Dr. Charles Spence, a leading researcher in sensory perception around mealtime at Oxford, has studied how the tableware and other situational cues affect our eating experience. For example, through studies Dr. Spence has found that the type of metal your spoon is made of matters. Zinc and copper spoons imparted an unpleasantly metallic taste, while gold spoons rated high in neutrality (as a bonus, they look gorgeous on the 'gram.)
Does the Size of Your Plate Really Matter?
So the aesthetic of your tableware matters — at least, when it comes to a boost in mindfulness. What about size? You may have heard that eating dinner on a salad plate, instead of a large platter, can help you keep portion sizes under control. The jury's still out on whether this is true, as some of the major research around this topic has come under recent scrutiny.
But there are still benefits to making a conscious choice around eating from a bowl or plate, rather than straight from the packaging.
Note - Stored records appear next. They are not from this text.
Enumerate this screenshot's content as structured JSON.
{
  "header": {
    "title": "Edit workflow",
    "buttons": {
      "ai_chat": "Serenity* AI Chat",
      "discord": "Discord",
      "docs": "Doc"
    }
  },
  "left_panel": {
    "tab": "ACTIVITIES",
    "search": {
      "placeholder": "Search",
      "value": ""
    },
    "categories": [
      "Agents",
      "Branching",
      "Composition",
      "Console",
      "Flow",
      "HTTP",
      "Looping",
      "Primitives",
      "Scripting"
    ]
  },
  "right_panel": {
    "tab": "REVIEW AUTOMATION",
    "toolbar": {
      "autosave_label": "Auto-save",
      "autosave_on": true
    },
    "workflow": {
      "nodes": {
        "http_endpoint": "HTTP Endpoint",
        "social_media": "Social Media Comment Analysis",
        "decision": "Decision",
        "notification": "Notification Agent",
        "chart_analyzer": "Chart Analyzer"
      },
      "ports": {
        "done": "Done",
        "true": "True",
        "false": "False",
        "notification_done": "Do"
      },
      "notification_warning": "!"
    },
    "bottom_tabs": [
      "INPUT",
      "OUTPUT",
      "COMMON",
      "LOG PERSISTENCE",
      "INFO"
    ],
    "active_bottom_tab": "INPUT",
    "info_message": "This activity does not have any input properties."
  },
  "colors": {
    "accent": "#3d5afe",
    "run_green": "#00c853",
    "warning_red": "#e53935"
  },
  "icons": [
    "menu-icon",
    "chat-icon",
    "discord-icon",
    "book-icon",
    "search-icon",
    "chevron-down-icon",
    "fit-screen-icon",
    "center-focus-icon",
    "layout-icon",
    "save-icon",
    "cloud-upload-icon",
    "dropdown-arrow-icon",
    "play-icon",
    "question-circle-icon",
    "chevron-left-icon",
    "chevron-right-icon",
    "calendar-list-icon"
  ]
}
Says Dr. Wenzel: "Although we tend to consume more calories during a meal, we also count them toward our 'three-meals-a-day' quota. We do not tally our snacking in the same way, and may, if we are eating straight from the bag or container, poorly monitor our intake of often unhealthy foods." The simple act of plating your food can help you bring serving size back to top of mind.
Where to Buy Pretty Pottery Plates & Bowls
While there is certainly no shortage of costly, custom pottery available for sale, you don't have to spend your entire paycheck on a few plates. Even big-box stores like Target are offering beautiful options for serveware. Here are a few of our favorite options, featuring a variety of budgets and sellers.
Whether you build a collection of plates and bowls for every occasion, or reach for the same favorite chipped coffee mug every morning, what matters most is that you're enjoying the experience.
Stoneware Dinner Plate from Hearth & Hand at Target
Joanna Gaines does it again. These beautiful plates look like custom ceramic work, but they're only 5.99 a pop. Bonus? They're dishwasher and microwave safe, and come in a variety of glazes and sizes.
The Breakfast Bowl from East Fork Pottery
Just the right size for that yogurt and granola, and with a middle-of-the-road price, this breakfast bowl is a fan favorite of this popular potter.
Peony Pageant Dinner Plate from Bed Bath & Beyond
Transport yourself to a Victorian garden dinner party with this delicate bone-china plate from Bed Bath & Beyond.
Schott Zwiesell Sensa Stemware from Williams Sonoma
That glass of rosé deserves better than the mason jar you typically use to store granola. These elegant, modern wine glasses may not turn your into a sommelier, but they'll definitely up the "fancy" factor of your favorite bottle. And they start at just $10 a glass.
White and Matte Gold Flatware Set from Amazon
There's just something so luxe about gold flatware. This unique design sold on Amazon is two-tone, with white-dipped handles. Gorgeous.
Marble & Mango Wood Cheeseboard from Amazon
Instantly turn that sad "cheese and crackers" dinner into a stunning charcuterie board with this unique cheese board, made from marble and wood. It's 10" and priced just right.